» **EXERCISE GOAL**:
Copy the data that follows exactly, and include none of its images.

» **SOURCE MATERIAL**:
╔══
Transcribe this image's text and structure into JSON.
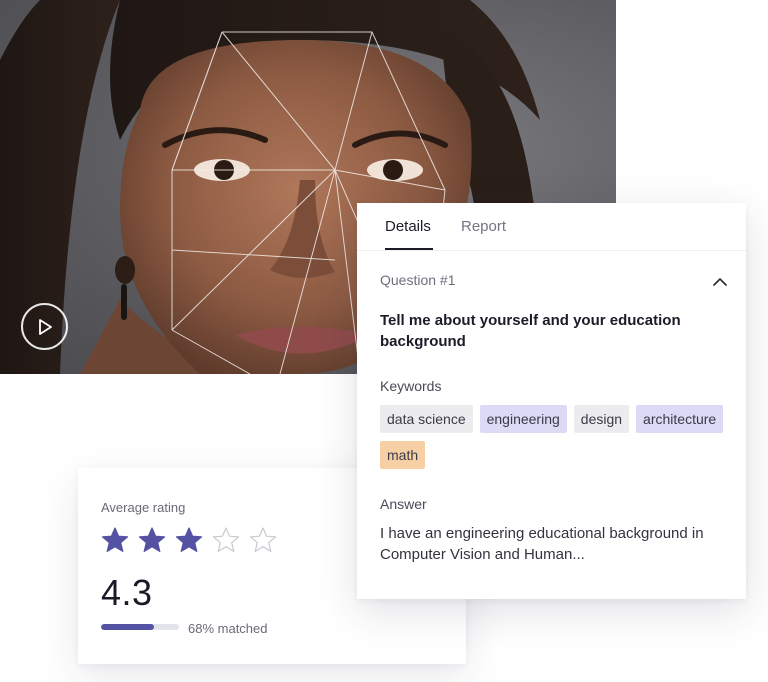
{
  "video": {
    "play_icon": "play-circle-icon"
  },
  "rating": {
    "label": "Average rating",
    "value": "4.3",
    "stars_filled": 3,
    "stars_total": 5,
    "star_color": "#5552a3",
    "match_fraction": 0.68,
    "match_text": "68% matched"
  },
  "panel": {
    "tabs": [
      {
        "label": "Details",
        "active": true
      },
      {
        "label": "Report",
        "active": false
      }
    ],
    "question_label": "Question #1",
    "collapse_icon": "chevron-up-icon",
    "question_title": "Tell me about yourself and your education background",
    "keywords_label": "Keywords",
    "keywords": [
      {
        "label": "data science",
        "color": "#ececef"
      },
      {
        "label": "engineering",
        "color": "#dcdaf4"
      },
      {
        "label": "design",
        "color": "#ececef"
      },
      {
        "label": "architecture",
        "color": "#dcdaf4"
      },
      {
        "label": "math",
        "color": "#f7cfa5"
      }
    ],
    "answer_label": "Answer",
    "answer_text": "I have an engineering educational background in Computer Vision and Human..."
  }
}
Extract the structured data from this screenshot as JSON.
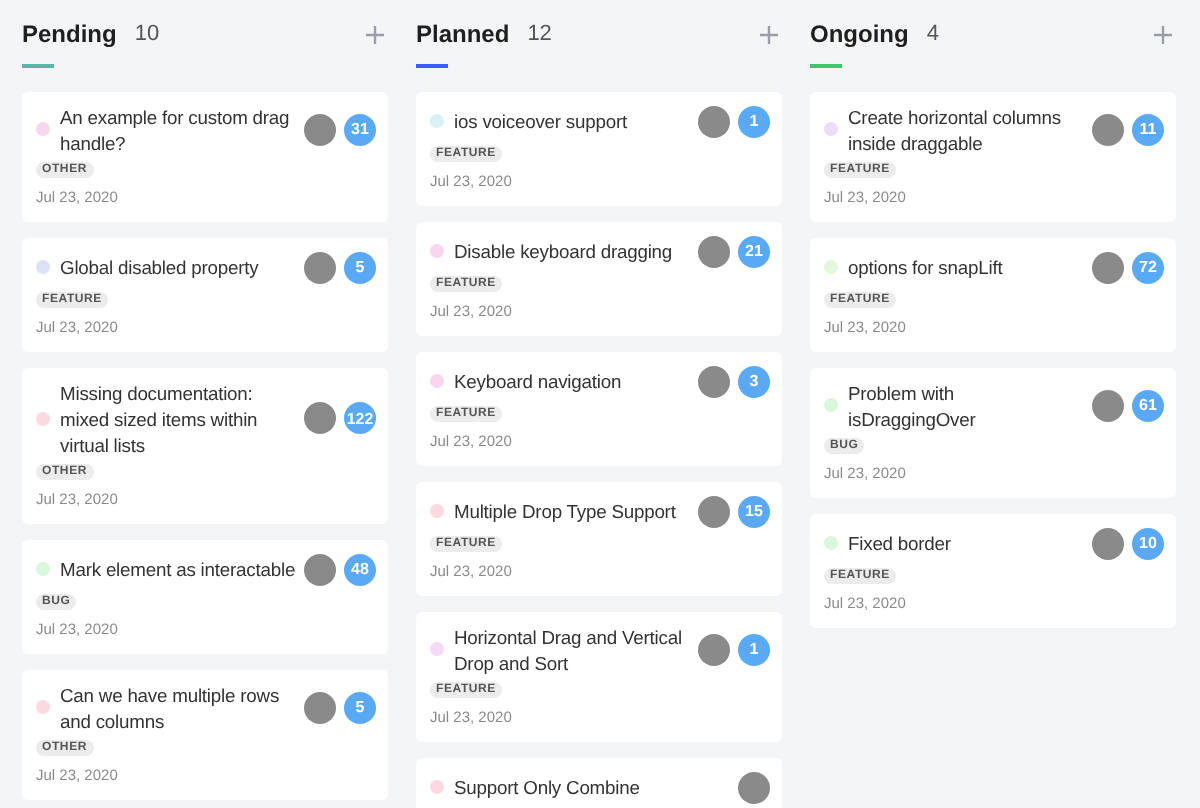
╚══
» **RESPONSE AREA**:
Transcribe this image's text and structure into JSON.
{
  "video": {
    "play_icon": "play-circle-icon"
  },
  "rating": {
    "label": "Average rating",
    "value": "4.3",
    "stars_filled": 3,
    "stars_total": 5,
    "star_color": "#5552a3",
    "match_fraction": 0.68,
    "match_text": "68% matched"
  },
  "panel": {
    "tabs": [
      {
        "label": "Details",
        "active": true
      },
      {
        "label": "Report",
        "active": false
      }
    ],
    "question_label": "Question #1",
    "collapse_icon": "chevron-up-icon",
    "question_title": "Tell me about yourself and your education background",
    "keywords_label": "Keywords",
    "keywords": [
      {
        "label": "data science",
        "color": "#ececef"
      },
      {
        "label": "engineering",
        "color": "#dcdaf4"
      },
      {
        "label": "design",
        "color": "#ececef"
      },
      {
        "label": "architecture",
        "color": "#dcdaf4"
      },
      {
        "label": "math",
        "color": "#f7cfa5"
      }
    ],
    "answer_label": "Answer",
    "answer_text": "I have an engineering educational background in Computer Vision and Human..."
  }
}
Extract the structured data from this screenshot as JSON.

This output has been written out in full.